======== DATA FOR THE TASK

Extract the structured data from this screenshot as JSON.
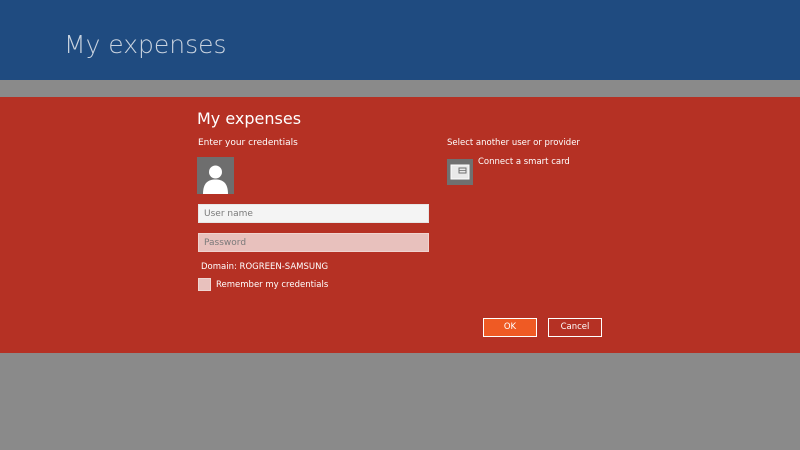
{
  "app": {
    "title": "My expenses"
  },
  "dialog": {
    "title": "My expenses",
    "subtitle": "Enter your credentials",
    "username_placeholder": "User name",
    "password_placeholder": "Password",
    "domain": "Domain: ROGREEN-SAMSUNG",
    "remember_label": "Remember my credentials",
    "remember_checked": false,
    "provider_heading": "Select another user or provider",
    "smartcard_label": "Connect a smart card",
    "ok_label": "OK",
    "cancel_label": "Cancel"
  },
  "colors": {
    "top_bar": "#1f4b80",
    "dialog": "#b53124",
    "background": "#8a8a8a",
    "ok_button": "#ef5a24"
  },
  "icons": {
    "avatar": "user-silhouette-icon",
    "smartcard": "smart-card-icon"
  }
}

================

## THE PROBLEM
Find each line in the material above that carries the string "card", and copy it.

## ANSWER SPACE
    "smartcard_label": "Connect a smart card",
    "smartcard": "smart-card-icon"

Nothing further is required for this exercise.